Protein acyltransferases (PATs), a group of enzymes that catalyze acylation of a variety of proteins, have recently been shown to play an important part in protein sorting and signalling in the cell. In the Sonic hedgehog (Shh) signalling pathway the PAT Hedgehog acyltransferase (Hhat) is responsible for addition of a palmitic acid (C16) to the N-terminal cysteine residue of Shh. In mice, this modification has been shown to be necessary for proper packaging and release of Shh from the signalling cell as well as for transmitting a potent signal to the receiving cell, rendering Hhat crucial for a functioning Shh signal. Aberrant regulation of the Shh signalling pathway leads to a variety of malignant diseases in adults. Oncogenic activation of the Shh signalling pathway is known to arise from excessive production of the Shh signal or oncogenic mutations in the signal receiving cell. To date, drug therapies targeting the pathway in cancer have been directed at Shh-independent mutations in downstream regulators, Ptch, Smo, and Su(Fu), in the signal-receiving cell. To complement this, we hypothesize that Hhat is a potential drug target in cancers dependent on excessive Shh production for their growth. Here, we validate the potential of Hhat as a therapeutic target in cancer cell lines dependent on Shh for their growth. By knocking down Hhat in established cancer cell lines using siRNA we show that proper distribution and signalling by Shh can be inhibited. We measure the effect of the knock-down on target gene expression of the pathway (Ptch and Gli1), cancer cell growth and invasive properties of the cells. The effect is validated against inhibition of the Shh pathway by the Shh blocking antibody 5E1, and KAAD-cyclopamine, a Smo antagonist.

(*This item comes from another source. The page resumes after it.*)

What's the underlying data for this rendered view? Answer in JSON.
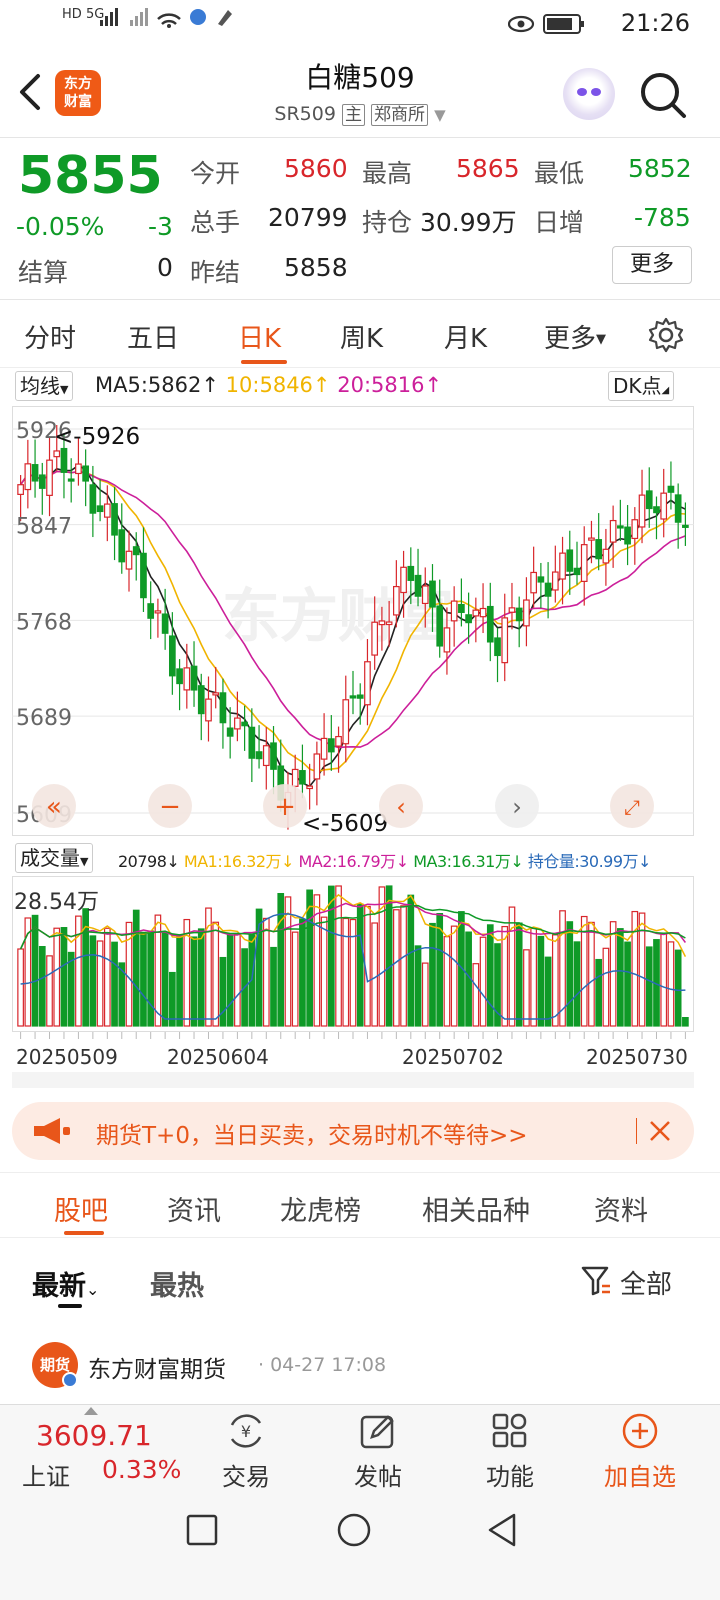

Note: This abstract was not presented at the AACR 101st Annual Meeting 2010 because the presenter was unable to attend.

Citation Format: {Authors}. {Abstract title} [abstract]. In: Proceedings of the 101st Annual Meeting of the American Association for Cancer Research; 2010 Apr 17-21; Washington, DC. Philadelphia (PA): AACR; Cancer Res 2010;70(8 Suppl):Abstract nr 3956.